Many years earlier, I had taken another man’s name when it was conventional custom and after the dissolving of this first marriage, I kept that name for a very long time because it also belonged to my son.
The man I married in 2002 became my recent ex-husband. He was Husband Number Two. I was Wife Number Three. Soon, friends told me, there will be a Wife Number Four. I realized it is time for me to put that identity completely behind. Some said, it’s a nice name, you can keep it. But names are symbolic of something else.
As a woman, I have always carried a man’s name, starting with the name of my father. I never liked my father’s name although I loved him very much. It is awkward to say, lengthy, unusual and must be spelled at each introduction. For me, it never fit.
My mother’s family name has resonance. I experimented with spelling (just like they did at Ellis Island) first selecting Shafer. I tacked it on to the married name to ease into a public transition to change. How long does it take? Maybe a year? Do readers even notice? I wasn’t sure. Now, easing into another name is not an option.
What I also know is that I also want to reclaim my identity through my last name. The spelling Schafer makes sense. It means scribe, an ancient Jewish record-keeper, then later a theologian or jurist. I am a contemporary record-keeper of Oaxaca art, culture, history, etc. I document what I experience through photographs and words.
I researched various spellings of my mother’s family name that has both German and Ashkenazi Jewish origins, and made a choice. Please join me in celebration of Norma Schafer and new beginnings.
Please let me know if you have any questions: email@example.com
Today, I am leaving North Carolina, returning to Northern California to visit my 99-year old mother and sister, and then will get back to Mexico in early June. It’s been quite a journey.
Women’s Creative Writing and Yoga Retreat: Lifting Your Creative Voice 2016
Posted in Cultural Commentary, Workshops and Retreats

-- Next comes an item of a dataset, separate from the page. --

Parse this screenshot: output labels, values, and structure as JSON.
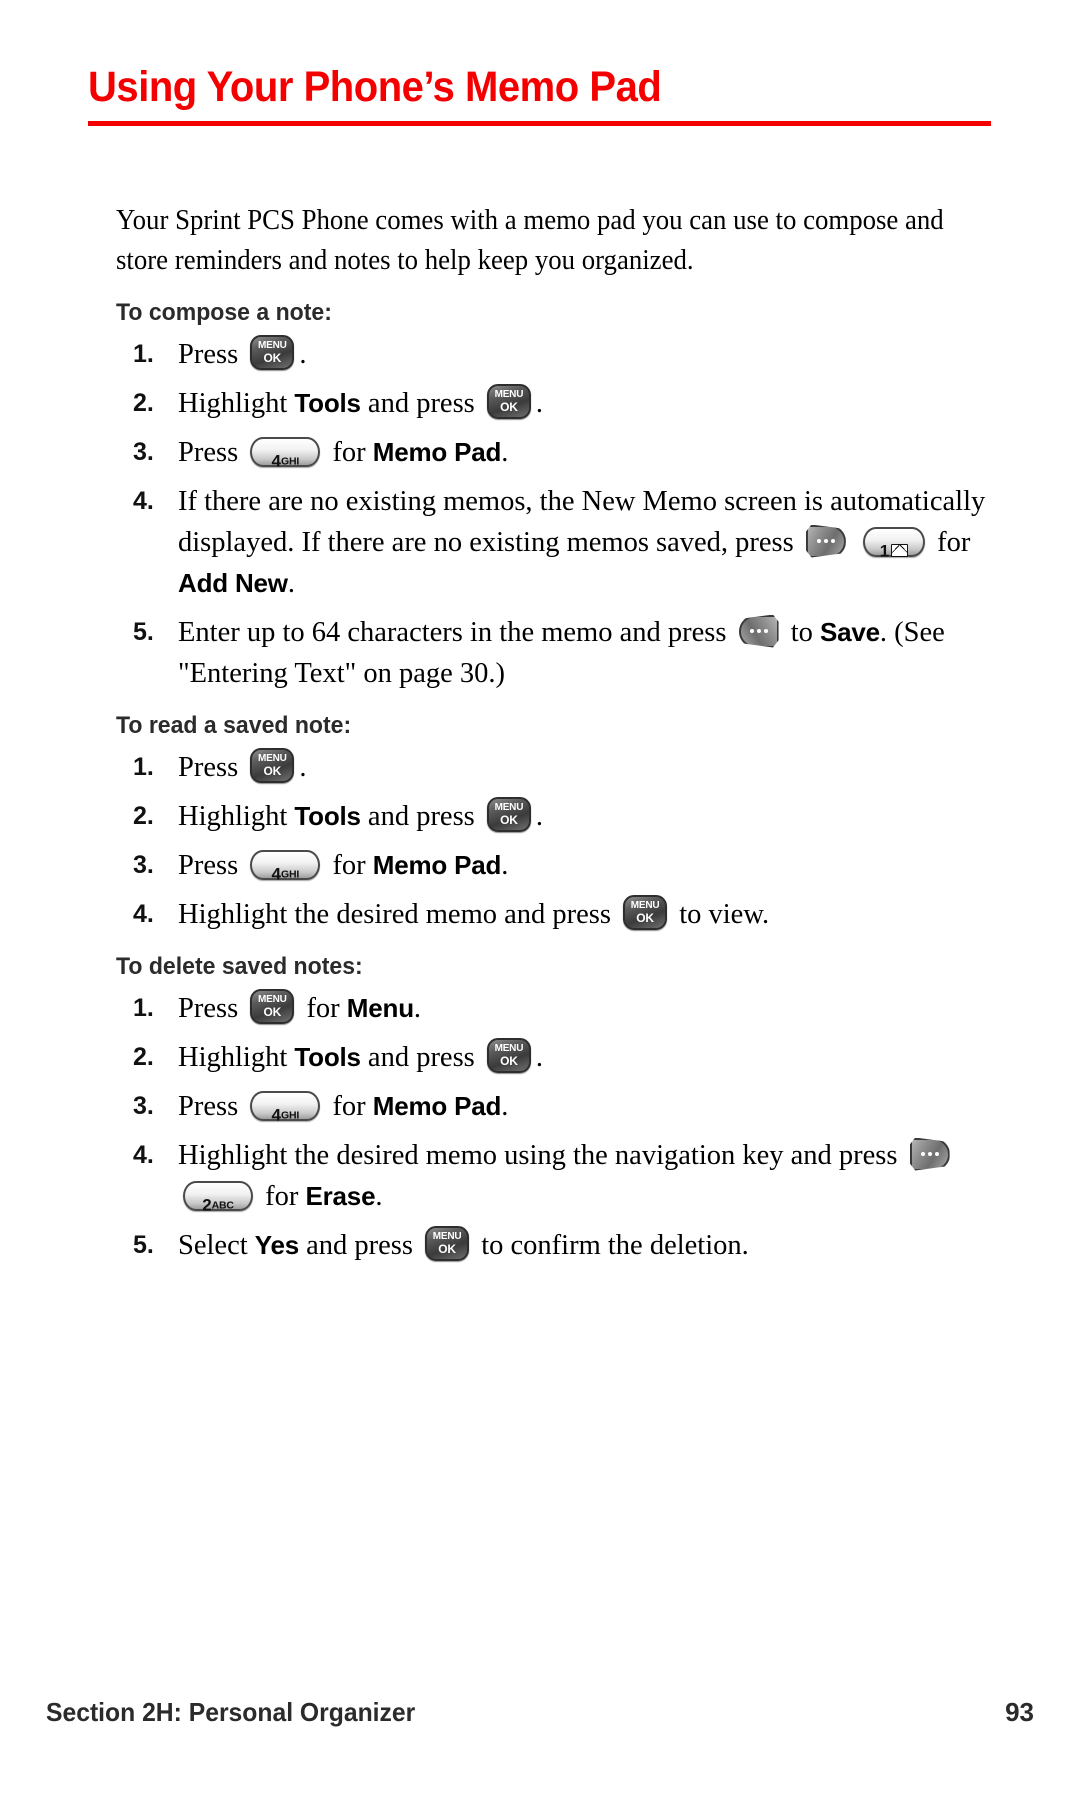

Tagged class, creative writing, definition, geneology, history, identity, Jewish, meaning, names, non-fiction, retreat, spelling, workshop